A party of intolerance, bigotry, liars, ageism, and fascism.

If you’re still a member of the Labour Party, is that the kind of organisation you want associated with you?

Because I don’t.

I’m staggered that a membership of half a million has allowed the situation to degenerate this far.

There is only one answer to the kind of attack I experienced on Facebook today.

Rejection. These people, along with everybody who agrees with them, can – and I don’t say this often – FUCK OFF.

Postscript: In a move typical of those exposed as bigots, those responsible for the disgraceful display chronicled above have removed it from Facebook. Draw your own conclusions.

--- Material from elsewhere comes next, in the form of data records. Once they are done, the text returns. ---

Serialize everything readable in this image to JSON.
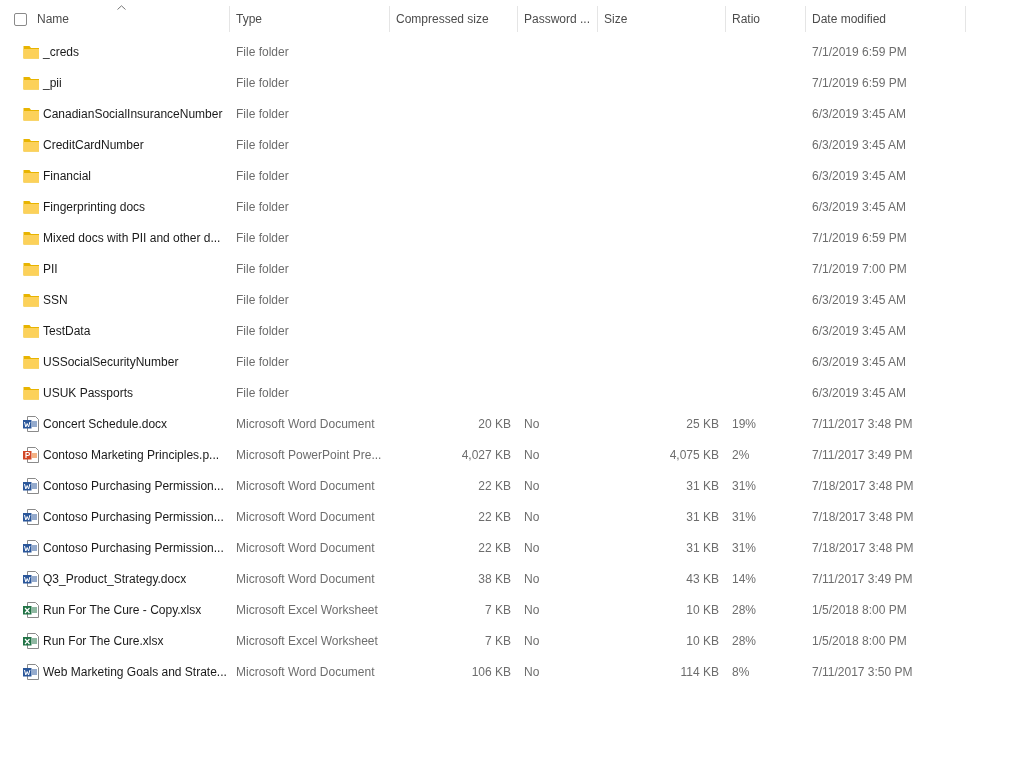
{
  "header": {
    "select_all": {
      "checked": false
    },
    "columns": [
      {
        "label": "Name",
        "sorted": true
      },
      {
        "label": "Type",
        "sorted": false
      },
      {
        "label": "Compressed size",
        "sorted": false
      },
      {
        "label": "Password ...",
        "sorted": false
      },
      {
        "label": "Size",
        "sorted": false
      },
      {
        "label": "Ratio",
        "sorted": false
      },
      {
        "label": "Date modified",
        "sorted": false
      }
    ]
  },
  "rows": [
    {
      "kind": "folder",
      "name": "_creds",
      "type": "File folder",
      "date": "7/1/2019 6:59 PM"
    },
    {
      "kind": "folder",
      "name": "_pii",
      "type": "File folder",
      "date": "7/1/2019 6:59 PM"
    },
    {
      "kind": "folder",
      "name": "CanadianSocialInsuranceNumber",
      "type": "File folder",
      "date": "6/3/2019 3:45 AM"
    },
    {
      "kind": "folder",
      "name": "CreditCardNumber",
      "type": "File folder",
      "date": "6/3/2019 3:45 AM"
    },
    {
      "kind": "folder",
      "name": "Financial",
      "type": "File folder",
      "date": "6/3/2019 3:45 AM"
    },
    {
      "kind": "folder",
      "name": "Fingerprinting docs",
      "type": "File folder",
      "date": "6/3/2019 3:45 AM"
    },
    {
      "kind": "folder",
      "name": "Mixed docs with PII and other d...",
      "type": "File folder",
      "date": "7/1/2019 6:59 PM"
    },
    {
      "kind": "folder",
      "name": "PII",
      "type": "File folder",
      "date": "7/1/2019 7:00 PM"
    },
    {
      "kind": "folder",
      "name": "SSN",
      "type": "File folder",
      "date": "6/3/2019 3:45 AM"
    },
    {
      "kind": "folder",
      "name": "TestData",
      "type": "File folder",
      "date": "6/3/2019 3:45 AM"
    },
    {
      "kind": "folder",
      "name": "USSocialSecurityNumber",
      "type": "File folder",
      "date": "6/3/2019 3:45 AM"
    },
    {
      "kind": "folder",
      "name": "USUK Passports",
      "type": "File folder",
      "date": "6/3/2019 3:45 AM"
    },
    {
      "kind": "word",
      "name": "Concert Schedule.docx",
      "type": "Microsoft Word Document",
      "compressed_size": "20 KB",
      "password": "No",
      "size": "25 KB",
      "ratio": "19%",
      "date": "7/11/2017 3:48 PM"
    },
    {
      "kind": "powerpoint",
      "name": "Contoso Marketing Principles.p...",
      "type": "Microsoft PowerPoint Pre...",
      "compressed_size": "4,027 KB",
      "password": "No",
      "size": "4,075 KB",
      "ratio": "2%",
      "date": "7/11/2017 3:49 PM"
    },
    {
      "kind": "word",
      "name": "Contoso Purchasing Permission...",
      "type": "Microsoft Word Document",
      "compressed_size": "22 KB",
      "password": "No",
      "size": "31 KB",
      "ratio": "31%",
      "date": "7/18/2017 3:48 PM"
    },
    {
      "kind": "word",
      "name": "Contoso Purchasing Permission...",
      "type": "Microsoft Word Document",
      "compressed_size": "22 KB",
      "password": "No",
      "size": "31 KB",
      "ratio": "31%",
      "date": "7/18/2017 3:48 PM"
    },
    {
      "kind": "word",
      "name": "Contoso Purchasing Permission...",
      "type": "Microsoft Word Document",
      "compressed_size": "22 KB",
      "password": "No",
      "size": "31 KB",
      "ratio": "31%",
      "date": "7/18/2017 3:48 PM"
    },
    {
      "kind": "word",
      "name": "Q3_Product_Strategy.docx",
      "type": "Microsoft Word Document",
      "compressed_size": "38 KB",
      "password": "No",
      "size": "43 KB",
      "ratio": "14%",
      "date": "7/11/2017 3:49 PM"
    },
    {
      "kind": "excel",
      "name": "Run For The Cure - Copy.xlsx",
      "type": "Microsoft Excel Worksheet",
      "compressed_size": "7 KB",
      "password": "No",
      "size": "10 KB",
      "ratio": "28%",
      "date": "1/5/2018 8:00 PM"
    },
    {
      "kind": "excel",
      "name": "Run For The Cure.xlsx",
      "type": "Microsoft Excel Worksheet",
      "compressed_size": "7 KB",
      "password": "No",
      "size": "10 KB",
      "ratio": "28%",
      "date": "1/5/2018 8:00 PM"
    },
    {
      "kind": "word",
      "name": "Web Marketing Goals and Strate...",
      "type": "Microsoft Word Document",
      "compressed_size": "106 KB",
      "password": "No",
      "size": "114 KB",
      "ratio": "8%",
      "date": "7/11/2017 3:50 PM"
    }
  ]
}
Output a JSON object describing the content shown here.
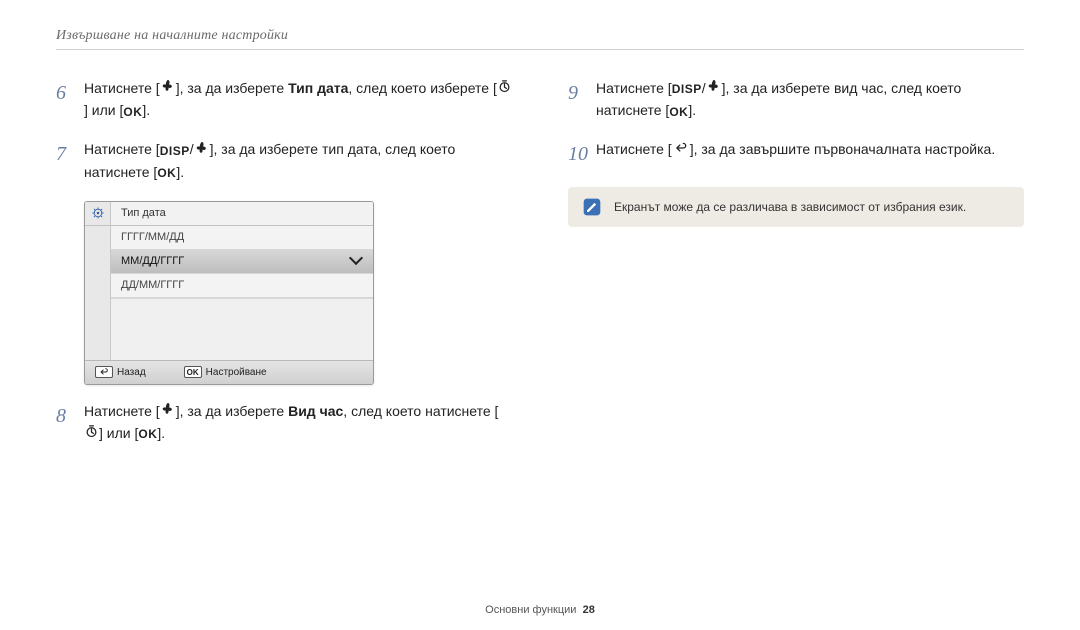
{
  "header": {
    "title": "Извършване на началните настройки"
  },
  "left": {
    "step6": {
      "num": "6",
      "t1": "Натиснете [",
      "t2": "], за да изберете ",
      "bold": "Тип дата",
      "t3": ", след което изберете [",
      "t4": "] или [",
      "t5": "]."
    },
    "step7": {
      "num": "7",
      "t1": "Натиснете [",
      "t2": "], за да изберете тип дата, след което натиснете [",
      "t3": "]."
    },
    "menu": {
      "title": "Тип дата",
      "opt1": "ГГГГ/ММ/ДД",
      "opt2": "ММ/ДД/ГГГГ",
      "opt3": "ДД/ММ/ГГГГ",
      "back_label": "Назад",
      "set_label": "Настройване",
      "ok_key": "OK"
    },
    "step8": {
      "num": "8",
      "t1": "Натиснете [",
      "t2": "], за да изберете ",
      "bold": "Вид час",
      "t3": ", след което натиснете [",
      "t4": "] или [",
      "t5": "]."
    }
  },
  "right": {
    "step9": {
      "num": "9",
      "t1": "Натиснете [",
      "t2": "], за да изберете вид час, след което натиснете [",
      "t3": "]."
    },
    "step10": {
      "num": "10",
      "t1": "Натиснете [",
      "t2": "], за да завършите първоначалната настройка."
    },
    "note": {
      "text": "Екранът може да се различава в зависимост от избрания език."
    }
  },
  "labels": {
    "ok": "OK",
    "disp": "DISP",
    "slash": "/"
  },
  "footer": {
    "section": "Основни функции",
    "page": "28"
  }
}
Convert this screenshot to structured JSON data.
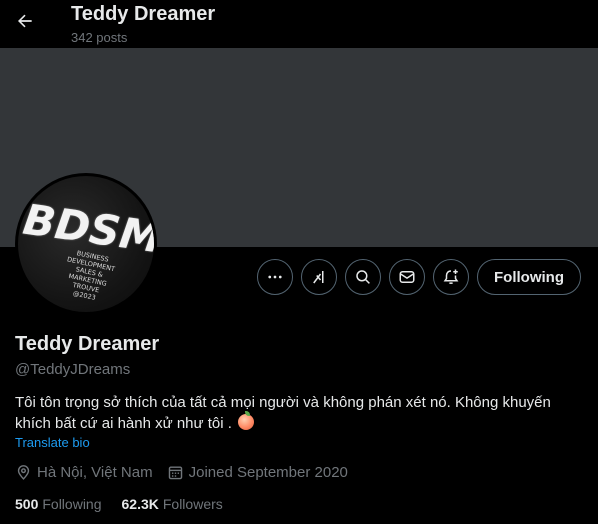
{
  "header": {
    "title": "Teddy Dreamer",
    "post_count": "342 posts",
    "back_icon": "arrow-left-icon"
  },
  "avatar": {
    "big_text": "BDSM",
    "small_text": "BUSINESS\nDEVELOPMENT\nSALES &\nMARKETING\nTROUVE\n@2023"
  },
  "actions": {
    "more_icon": "more-horizontal-icon",
    "grok_icon": "grok-icon",
    "search_icon": "search-icon",
    "message_icon": "envelope-icon",
    "notify_icon": "bell-plus-icon",
    "following_label": "Following"
  },
  "profile": {
    "display_name": "Teddy Dreamer",
    "handle": "@TeddyJDreams",
    "bio": "Tôi tôn trọng sở thích của tất cả mọi người và không phán xét nó. Không khuyến khích bất cứ ai hành xử như tôi .",
    "bio_emoji": "peach-emoji",
    "translate_label": "Translate bio",
    "location": "Hà Nội, Việt Nam",
    "joined": "Joined September 2020"
  },
  "stats": {
    "following_count": "500",
    "following_label": "Following",
    "followers_count": "62.3K",
    "followers_label": "Followers"
  },
  "colors": {
    "background": "#000000",
    "banner": "#333639",
    "text": "#e7e9ea",
    "secondary": "#71767b",
    "link": "#1d9bf0",
    "border": "#536471"
  }
}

Have YOU donated to my crowdfunding appeal, raising funds to fight false libel claims by TV celebrities who should know better? These court cases cost a lot of money so every penny will help ensure that wealth doesn’t beat justice.

https://www.crowdjustice.com/case/mike-sivier-libel-fight/


Vox Political needs your help!
If you want to support this site
(
but don’t want to give your money to advertisers)
you can make a one-off donation here:

Donate Button with Credit Cards

Here are four ways to be sure you’re among the first to know what’s going on.

1) Register with us by clicking on ‘Subscribe’ (in the left margin). You can then receive notifications of every new article that is posted here.

2) Follow VP on Twitter @VoxPolitical

3) Like the Facebook page at https://www.facebook.com/VoxPolitical/

Join the Vox Political Facebook page.

4) You could even make Vox Political your homepage at http://voxpoliticalonline.com

And do share with your family and friends – so they don’t miss out!

If you have appreciated this article, don’t forget to share it using the buttons at the bottom of this page. Politics is about everybody – so let’s try to get everybody involved!

Buy Vox Political books so we can continue
fighting for the facts.


The Livingstone Presumption is now available
in either print or eBook format here:

HWG PrintHWG eBook

Health Warning: Government! is now available
in either print or eBook format here:

HWG PrintHWG eBook

The first collection, Strong Words and Hard Times,
is still available in either print or eBook format here:

SWAHTprint SWAHTeBook